She was elected to the 19th Knesset in 2013 as the sixth member of Meretz's list. She ran in the fifth slot in the 2015 election and appeared to have lost her seat when preliminary resulted indicated Meretz only elected four members to the Knesset. Party leader Zehava Gal-On announced that she will resign from the Knesset and as party chairperson in order to allow Zandberg, a rising star within the party, to re-enter the Knesset as the party's fourth MK. Zandberg urged Gal-On to reconsider her decision and remain as the party's leader in the Knesset.[5] Once absentee and soldier ballots were counted, however, Meretz unexpectedly gained a fifth seat negating the premise for Gal-On's resignation,[6] allowing her to continue as party leader.[7]


  1. ^ Meretz Central Elections Committee
  2. ^ Meet the MK: Tamar Zandberg The Jerusalem Post, 4 February 2013
  3. ^ Council members Ministry of the Interior
  4. ^ TA councilwoman throws hat into the Knesset ring The Jerusalem Post, 22 October 2012
  5. ^ "Meretz chief Gal-On to resign in wake of party's poor showing in election". Jerusalem Post. 18 March 2015. Retrieved 18 March 2015. 
  6. ^ "Meretz wins 5th seat in absentee ballots, Likud secures 30th seat". YNet. March 19, 2015. Retrieved March 19, 2015. 

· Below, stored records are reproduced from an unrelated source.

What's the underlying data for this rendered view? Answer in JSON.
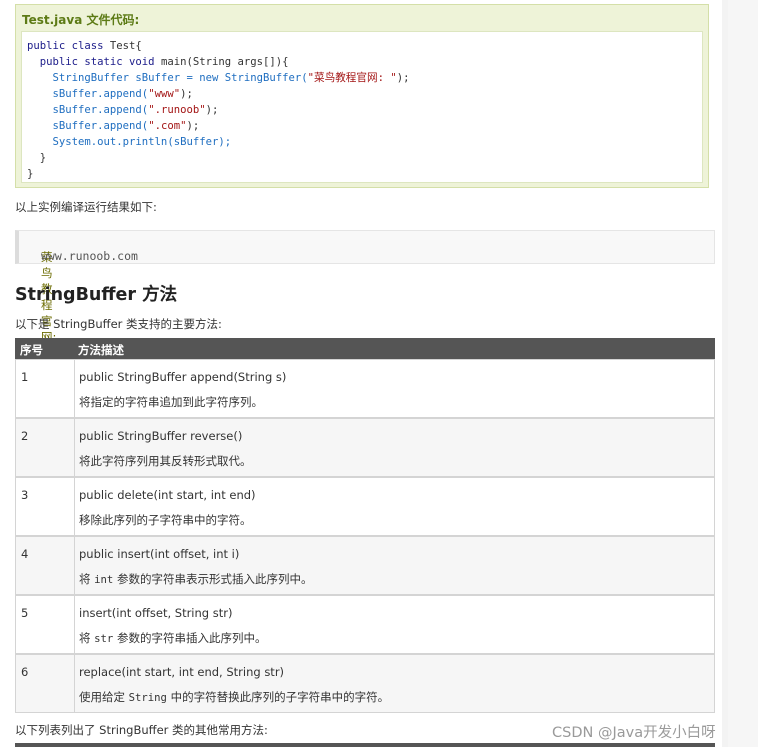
{
  "example": {
    "title": "Test.java 文件代码:",
    "code": {
      "line1_kw": "public class",
      "line1_name": " Test{",
      "line2_kw": "  public static void",
      "line2_rest": " main(String args[]){",
      "line3_a": "    StringBuffer sBuffer = new StringBuffer(",
      "line3_str": "\"菜鸟教程官网: \"",
      "line3_b": ");",
      "line4_a": "    sBuffer.append(",
      "line4_str": "\"www\"",
      "line4_b": ");",
      "line5_a": "    sBuffer.append(",
      "line5_str": "\".runoob\"",
      "line5_b": ");",
      "line6_a": "    sBuffer.append(",
      "line6_str": "\".com\"",
      "line6_b": ");",
      "line7": "    System.out.println(sBuffer);",
      "line8": "  }",
      "line9": "}"
    }
  },
  "result_intro": "以上实例编译运行结果如下:",
  "result": {
    "label": "菜鸟教程官网:",
    "value": " www.runoob.com"
  },
  "section_title": "StringBuffer 方法",
  "section_intro": "以下是 StringBuffer 类支持的主要方法:",
  "table": {
    "headers": [
      "序号",
      "方法描述"
    ],
    "rows": [
      {
        "num": "1",
        "sig": "public StringBuffer append(String s)",
        "desc_pre": "将指定的字符串追加到此字符序列。",
        "desc_code": "",
        "desc_post": ""
      },
      {
        "num": "2",
        "sig": "public StringBuffer reverse()",
        "desc_pre": " 将此字符序列用其反转形式取代。",
        "desc_code": "",
        "desc_post": ""
      },
      {
        "num": "3",
        "sig": "public delete(int start, int end)",
        "desc_pre": "移除此序列的子字符串中的字符。",
        "desc_code": "",
        "desc_post": ""
      },
      {
        "num": "4",
        "sig": "public insert(int offset, int i)",
        "desc_pre": "将 ",
        "desc_code": "int",
        "desc_post": " 参数的字符串表示形式插入此序列中。"
      },
      {
        "num": "5",
        "sig": "insert(int offset, String str)",
        "desc_pre": "将 ",
        "desc_code": "str",
        "desc_post": " 参数的字符串插入此序列中。"
      },
      {
        "num": "6",
        "sig": "replace(int start, int end, String str)",
        "desc_pre": "使用给定 ",
        "desc_code": "String",
        "desc_post": " 中的字符替换此序列的子字符串中的字符。"
      }
    ]
  },
  "other_methods_intro": "以下列表列出了 StringBuffer 类的其他常用方法:",
  "watermark": "CSDN @Java开发小白呀",
  "colors": {
    "header_bg": "#555555",
    "example_bg": "#eef3d8",
    "example_title": "#5d7b16"
  }
}
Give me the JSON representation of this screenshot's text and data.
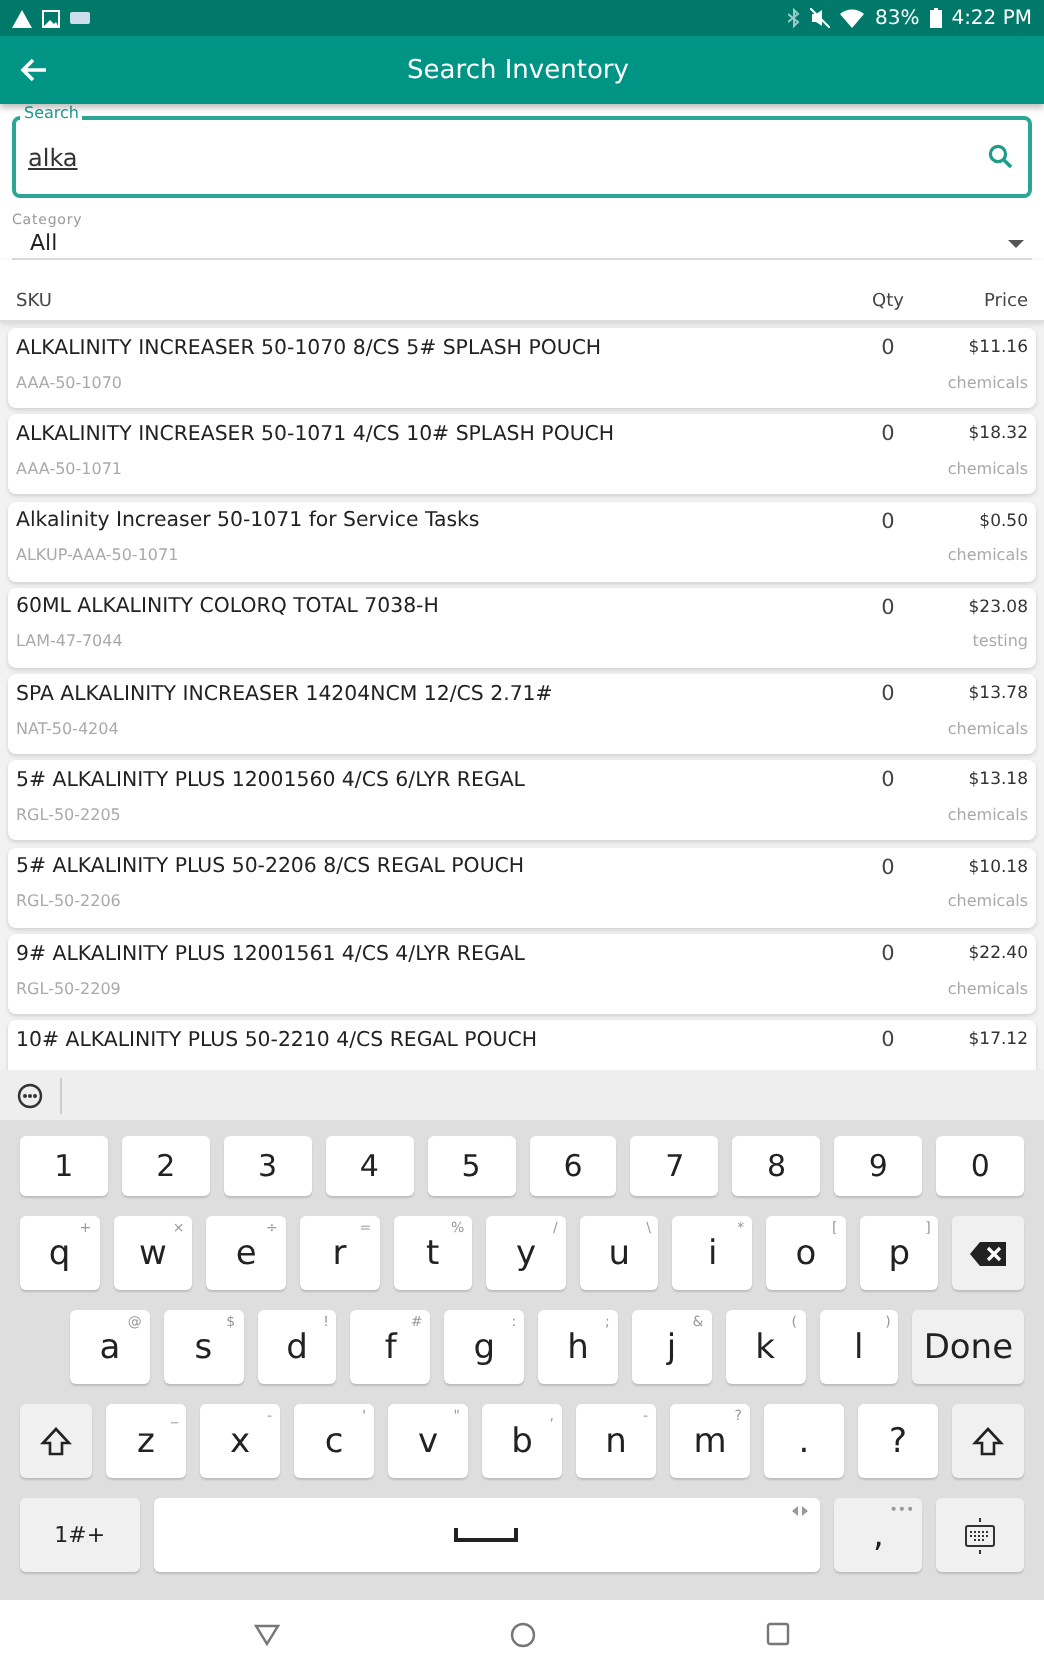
{
  "status_bar": {
    "battery": "83%",
    "time": "4:22 PM"
  },
  "app_bar": {
    "title": "Search Inventory"
  },
  "search": {
    "label": "Search",
    "value": "alka"
  },
  "category": {
    "label": "Category",
    "value": "All"
  },
  "table": {
    "columns": [
      "SKU",
      "Qty",
      "Price"
    ],
    "rows": [
      {
        "name": "ALKALINITY INCREASER 50-1070 8/CS 5# SPLASH POUCH",
        "sku": "AAA-50-1070",
        "qty": "0",
        "price": "$11.16",
        "category": "chemicals"
      },
      {
        "name": "ALKALINITY INCREASER 50-1071 4/CS 10# SPLASH POUCH",
        "sku": "AAA-50-1071",
        "qty": "0",
        "price": "$18.32",
        "category": "chemicals"
      },
      {
        "name": "Alkalinity Increaser 50-1071 for Service Tasks",
        "sku": "ALKUP-AAA-50-1071",
        "qty": "0",
        "price": "$0.50",
        "category": "chemicals"
      },
      {
        "name": "60ML ALKALINITY COLORQ TOTAL 7038-H",
        "sku": "LAM-47-7044",
        "qty": "0",
        "price": "$23.08",
        "category": "testing"
      },
      {
        "name": "SPA ALKALINITY INCREASER 14204NCM 12/CS 2.71#",
        "sku": "NAT-50-4204",
        "qty": "0",
        "price": "$13.78",
        "category": "chemicals"
      },
      {
        "name": "5# ALKALINITY PLUS 12001560 4/CS 6/LYR REGAL",
        "sku": "RGL-50-2205",
        "qty": "0",
        "price": "$13.18",
        "category": "chemicals"
      },
      {
        "name": "5# ALKALINITY PLUS 50-2206 8/CS REGAL POUCH",
        "sku": "RGL-50-2206",
        "qty": "0",
        "price": "$10.18",
        "category": "chemicals"
      },
      {
        "name": "9# ALKALINITY PLUS 12001561 4/CS 4/LYR REGAL",
        "sku": "RGL-50-2209",
        "qty": "0",
        "price": "$22.40",
        "category": "chemicals"
      },
      {
        "name": "10# ALKALINITY PLUS 50-2210 4/CS REGAL POUCH",
        "qty": "0",
        "price": "$17.12"
      }
    ]
  },
  "keyboard": {
    "rows": [
      {
        "kind": "numbers",
        "keys": [
          {
            "kind": "char",
            "label": "1"
          },
          {
            "kind": "char",
            "label": "2"
          },
          {
            "kind": "char",
            "label": "3"
          },
          {
            "kind": "char",
            "label": "4"
          },
          {
            "kind": "char",
            "label": "5"
          },
          {
            "kind": "char",
            "label": "6"
          },
          {
            "kind": "char",
            "label": "7"
          },
          {
            "kind": "char",
            "label": "8"
          },
          {
            "kind": "char",
            "label": "9"
          },
          {
            "kind": "char",
            "label": "0"
          }
        ]
      },
      {
        "kind": "letters",
        "keys": [
          {
            "kind": "char",
            "label": "q",
            "hint": "+"
          },
          {
            "kind": "char",
            "label": "w",
            "hint": "×"
          },
          {
            "kind": "char",
            "label": "e",
            "hint": "÷"
          },
          {
            "kind": "char",
            "label": "r",
            "hint": "="
          },
          {
            "kind": "char",
            "label": "t",
            "hint": "%"
          },
          {
            "kind": "char",
            "label": "y",
            "hint": "/"
          },
          {
            "kind": "char",
            "label": "u",
            "hint": "\\"
          },
          {
            "kind": "char",
            "label": "i",
            "hint": "*"
          },
          {
            "kind": "char",
            "label": "o",
            "hint": "["
          },
          {
            "kind": "char",
            "label": "p",
            "hint": "]"
          },
          {
            "kind": "backspace"
          }
        ]
      },
      {
        "kind": "home",
        "keys": [
          {
            "kind": "char",
            "label": "a",
            "hint": "@"
          },
          {
            "kind": "char",
            "label": "s",
            "hint": "$"
          },
          {
            "kind": "char",
            "label": "d",
            "hint": "!"
          },
          {
            "kind": "char",
            "label": "f",
            "hint": "#"
          },
          {
            "kind": "char",
            "label": "g",
            "hint": ":"
          },
          {
            "kind": "char",
            "label": "h",
            "hint": ";"
          },
          {
            "kind": "char",
            "label": "j",
            "hint": "&"
          },
          {
            "kind": "char",
            "label": "k",
            "hint": "("
          },
          {
            "kind": "char",
            "label": "l",
            "hint": ")"
          },
          {
            "kind": "done",
            "label": "Done"
          }
        ]
      },
      {
        "kind": "letters",
        "keys": [
          {
            "kind": "shift"
          },
          {
            "kind": "char",
            "label": "z",
            "hint": "_"
          },
          {
            "kind": "char",
            "label": "x",
            "hint": "-"
          },
          {
            "kind": "char",
            "label": "c",
            "hint": "'"
          },
          {
            "kind": "char",
            "label": "v",
            "hint": "\""
          },
          {
            "kind": "char",
            "label": "b",
            "hint": ","
          },
          {
            "kind": "char",
            "label": "n",
            "hint": "-"
          },
          {
            "kind": "char",
            "label": "m",
            "hint": "?"
          },
          {
            "kind": "char",
            "label": "."
          },
          {
            "kind": "char",
            "label": "?"
          },
          {
            "kind": "shift"
          }
        ]
      },
      {
        "kind": "function",
        "keys": [
          {
            "kind": "symbols",
            "label": "1#+"
          },
          {
            "kind": "space"
          },
          {
            "kind": "comma",
            "label": ",",
            "hint": "•••"
          },
          {
            "kind": "hide"
          }
        ]
      }
    ]
  }
}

  7. ^ "Gal-On decides not to quit as Meretz chief after party rises to 5 mandates in final count". Jerusalem Post. March 19, 2015. Retrieved March 19, 2015. 

External links[edit]